They're hiring!These Fortune 100 employers have at least 350 openings each. What are they looking for in a new hire? More
If the Fortune 500 were a country...It would be the world's second-biggest economy. See how big companies' sales stack up against GDP over the past decade. More
Sponsored By:
More Galleries
10 of the most luxurious airline amenity kits When it comes to in-flight pampering, the amenity kits offered by these 10 airlines are the ultimate in luxury More
7 startups that want to improve your mental health From a text therapy platform to apps that push you reminders to breathe, these self-care startups offer help on a daily basis or in times of need. More
5 radical technologies that will change how you get to work From Uber's flying cars to the Hyperloop, these are some of the neatest transportation concepts in the works today. More
Worry about the hackers you don't know 
Crime syndicates and government organizations pose a much greater cyber threat than renegade hacker groups like Anonymous. Play
GE CEO: Bringing jobs back to the U.S. 

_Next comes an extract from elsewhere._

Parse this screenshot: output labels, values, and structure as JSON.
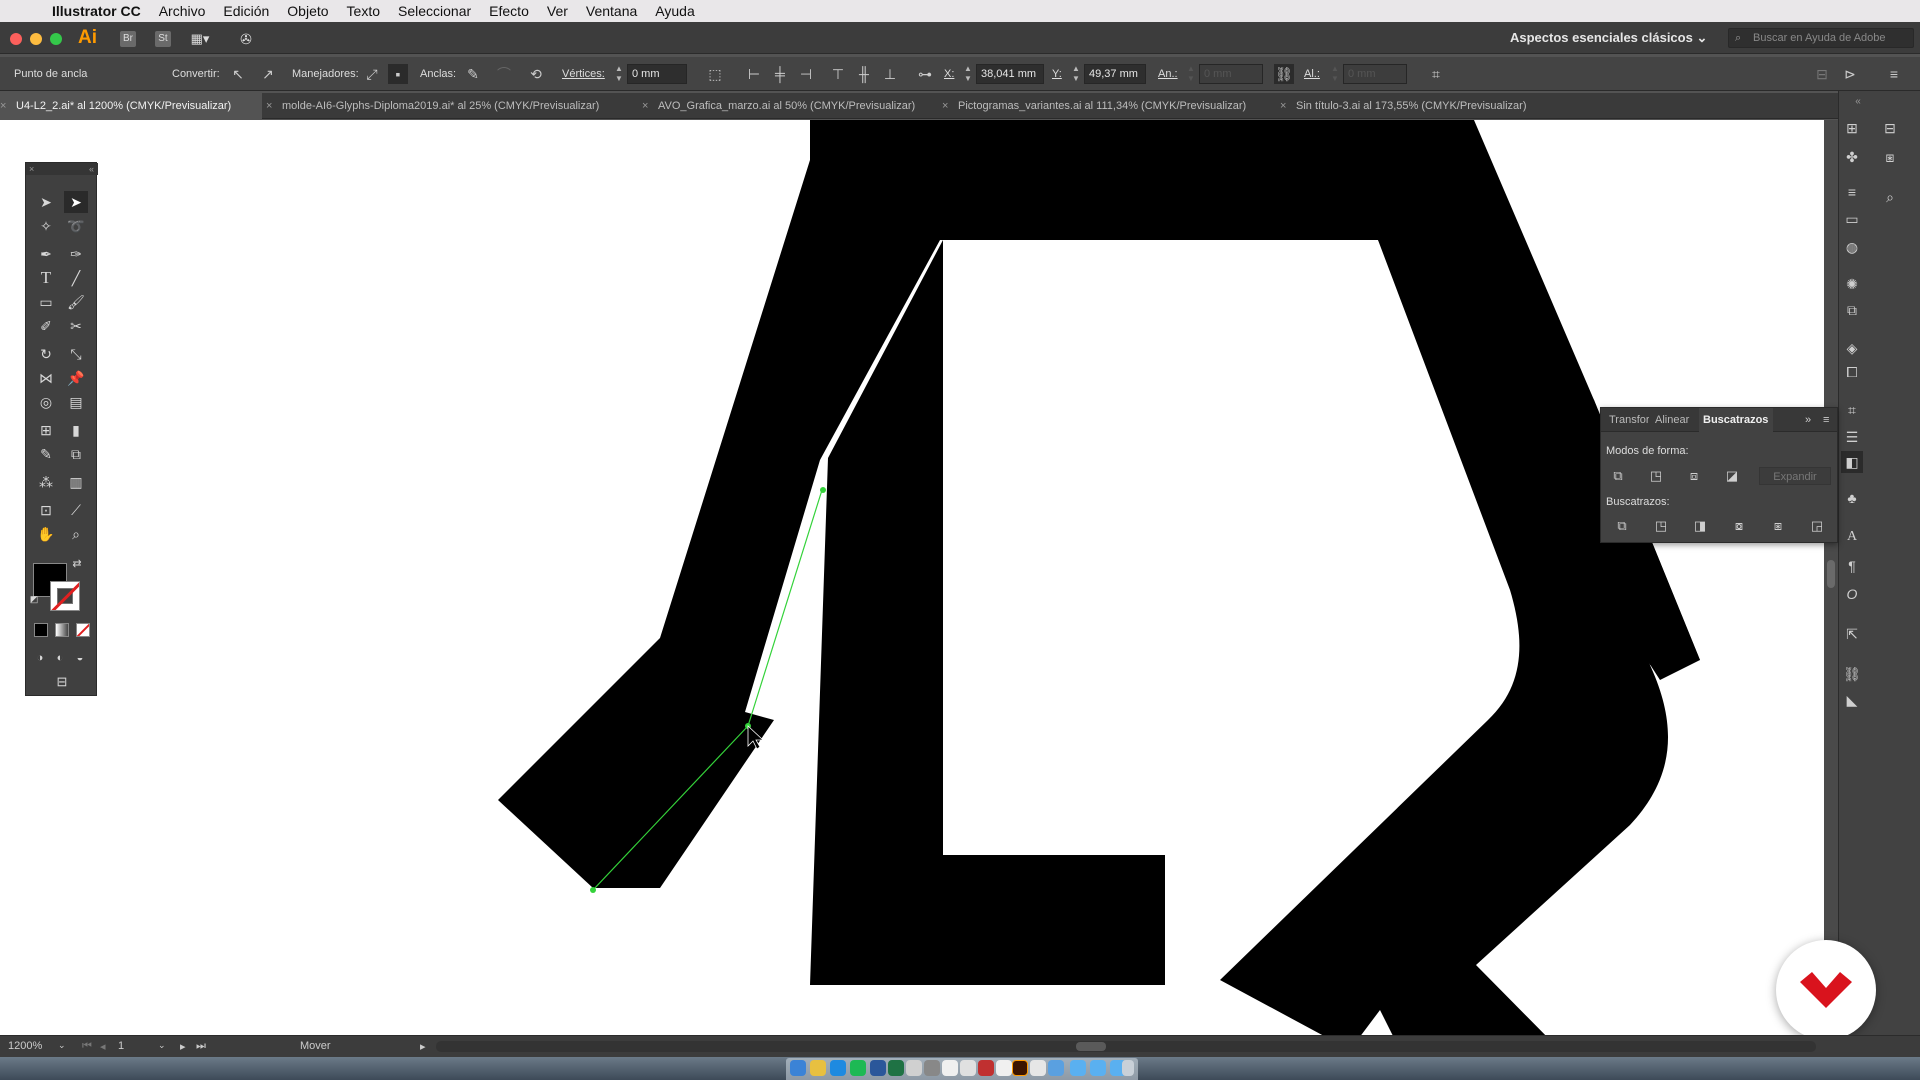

Jeff Immelt says the U.S. is a cost competitive market for advanced manufacturing and that GE is bringing jobs back from Mexico. Play
Hamster wheel and wedgie-powered transit 
Red Bull Creation challenges hackers and engineers to invent new modes of transportation. Play

Most stock quote data provided by BATS. Market indices are shown in real time, except for the DJIA, which is delayed by two minutes. All times are ET. Disclaimer. Morningstar: © 2018 Morningstar, Inc. All Rights Reserved. Factset: FactSet Research Systems Inc. 2018. All rights reserved. Chicago Mercantile Association: Certain market data is the property of Chicago Mercantile Exchange Inc. and its licensors. All rights reserved. Dow Jones: The Dow Jones branded indices are proprietary to and are calculated, distributed and marketed by DJI Opco, a subsidiary of S&P Dow Jones Indices LLC and have been licensed for use to S&P Opco, LLC and CNN. Standard & Poor's and S&P are registered trademarks of Standard & Poor's Financial Services LLC and Dow Jones is a registered trademark of Dow Jones Trademark Holdings LLC. All content of the Dow Jones branded indices © S&P Dow Jones Indices LLC 2018 and/or its affiliates.